Why Did LSI Come About?

Google always has been dedicated to developing algorithms that deliver the most relevant search results so more and more people will choose Google as their primary search engine. The more people who use Google, the more advertising it can sell. The more money it earns, the more it can invest in technology dedicated to perfecting search results which in turn keeps competitors at bay. And so on.

Search algorithms were quite simple at first, but as the internet grew, returning relevant search results became more complex. Seeing this, marketers began stuffing as many keywords into their <H> and <p> tags as possible, making it easy for Google to find and return their pages. SEO experts aimed for keyword densities of 10%+, cramming their keywords in wherever they could. The result was clunky, awkward sites that were undeniably spammy. Then, search engines began to prioritize LSI keywords in response to keyword stuffing. Nowadays, however, search engines have become sophisticated enough to use LSI keywords to determine context. For instance, if a primary keyword for a certain page is “tidal wave,” some LSI keywords might be “ocean,” “tsunami,” and “warning.” The search engine will assume you are talking about a physical ocean tidal wave. However, if the LSI keywords were “music,” “Jay Z,” and “streaming services,” the search engine would assume you’re talking about Jay Z’s new streaming service, Tidal Wave.

When Did Search Engines Start Using LSI?

In 2013, Google introduced a new update to its search algorithm called Hummingbird. With Hummingbird, LSI was broadly applied. The update gave Google the ability to holistically synthesize search queries. That is, prior to Hummingbird, Google had not yet mastered the method of understanding how other terms relating to your keywords fit together. Before, the search engine would try to find pages that matched your individual words. Post Hummingbird, Google can synthesize that together, your search terms when combined with specific words in your paragraphs might have a totally different meaning.

How Do I Go About Producing Good SEO Copy?

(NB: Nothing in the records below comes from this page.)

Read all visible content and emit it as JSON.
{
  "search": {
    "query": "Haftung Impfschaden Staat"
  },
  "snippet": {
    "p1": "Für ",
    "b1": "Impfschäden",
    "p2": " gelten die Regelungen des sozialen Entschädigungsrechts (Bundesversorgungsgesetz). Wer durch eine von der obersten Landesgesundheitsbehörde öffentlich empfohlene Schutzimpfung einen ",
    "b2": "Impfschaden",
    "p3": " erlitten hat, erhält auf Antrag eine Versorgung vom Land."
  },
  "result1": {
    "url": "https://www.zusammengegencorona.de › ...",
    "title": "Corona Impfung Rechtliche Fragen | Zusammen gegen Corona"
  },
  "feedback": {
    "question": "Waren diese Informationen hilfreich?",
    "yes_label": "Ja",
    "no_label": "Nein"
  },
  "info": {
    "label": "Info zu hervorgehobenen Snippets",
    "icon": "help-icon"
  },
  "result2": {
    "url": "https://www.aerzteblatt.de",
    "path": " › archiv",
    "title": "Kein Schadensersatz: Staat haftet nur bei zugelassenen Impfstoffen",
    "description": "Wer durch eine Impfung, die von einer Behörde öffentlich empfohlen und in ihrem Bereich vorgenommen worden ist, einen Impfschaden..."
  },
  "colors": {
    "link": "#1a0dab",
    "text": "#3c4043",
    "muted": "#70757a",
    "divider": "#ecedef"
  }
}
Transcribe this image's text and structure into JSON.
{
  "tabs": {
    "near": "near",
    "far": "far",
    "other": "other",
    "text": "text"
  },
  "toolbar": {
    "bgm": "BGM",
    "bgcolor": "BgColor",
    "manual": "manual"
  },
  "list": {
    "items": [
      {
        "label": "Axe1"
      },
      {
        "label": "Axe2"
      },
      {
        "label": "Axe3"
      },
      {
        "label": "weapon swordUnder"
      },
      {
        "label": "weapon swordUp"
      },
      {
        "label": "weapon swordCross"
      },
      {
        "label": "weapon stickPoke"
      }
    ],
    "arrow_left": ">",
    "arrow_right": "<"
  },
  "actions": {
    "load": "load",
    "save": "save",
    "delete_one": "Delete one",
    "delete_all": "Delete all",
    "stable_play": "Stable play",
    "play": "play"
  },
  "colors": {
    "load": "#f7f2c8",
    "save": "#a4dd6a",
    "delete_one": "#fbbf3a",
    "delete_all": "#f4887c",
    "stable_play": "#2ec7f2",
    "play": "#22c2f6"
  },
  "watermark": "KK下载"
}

As always, keywords should be included in your copy. Hummingbird and LSI updates did not change the name of that game. However, LSI mitigates the need and pressure to stuff. Google’s LSI updates make it so as a writer, you can be less focused on the keywords, and more focused on producing clean, effortless copy. The best advice is to write naturally, as if you were speaking. Producing and sharing good content will serve you far better than over-engineering your SEO. Engineering is Google’s job. Writing good copy is yours.

How Can I Find Related Terms to Boost My SEO?

There are four easy ways to find LSI keywords:

  1. Google’s related searches feature. You can find LSI keywords by using Google’s related searches. Simply type in your keyword into Google’s search box, and Google will show you what other queries people have searched for. For example, if you type in “Serena Williams,” other people might have searched for “tennis,” and “female tennis players.”
  2. Google’s instant predictions. As you type your query into Google’s search box, the engine will try to guess what you are searching for. Sometimes, these can be valuable keywords to use. Make sure you turn on the Google Instant Search Results feature, though.
  3. Bold words in SERP results. As we know, search engines prioritize some keywords over others. For instance, the page title and heading tags have more traction than keywords stuffed into the body of the text. One way to get around this, though, is to use bold and italics. The search engine still interprets these keywords as more important than the rest.
  4. Keyword research tools. The above three methods are good places to start for your keyword research— they’re cheap, easy, and relatively intuitive to figure out. However, if you really want your page to get SEO traction, Clear Lake’s SEO and marketing services should be your next step. Check out our pricing page to learn more.
About the Author, Michelle Pereira: Michelle is a student at the University of Pennsylvania, and an avid volleyball player.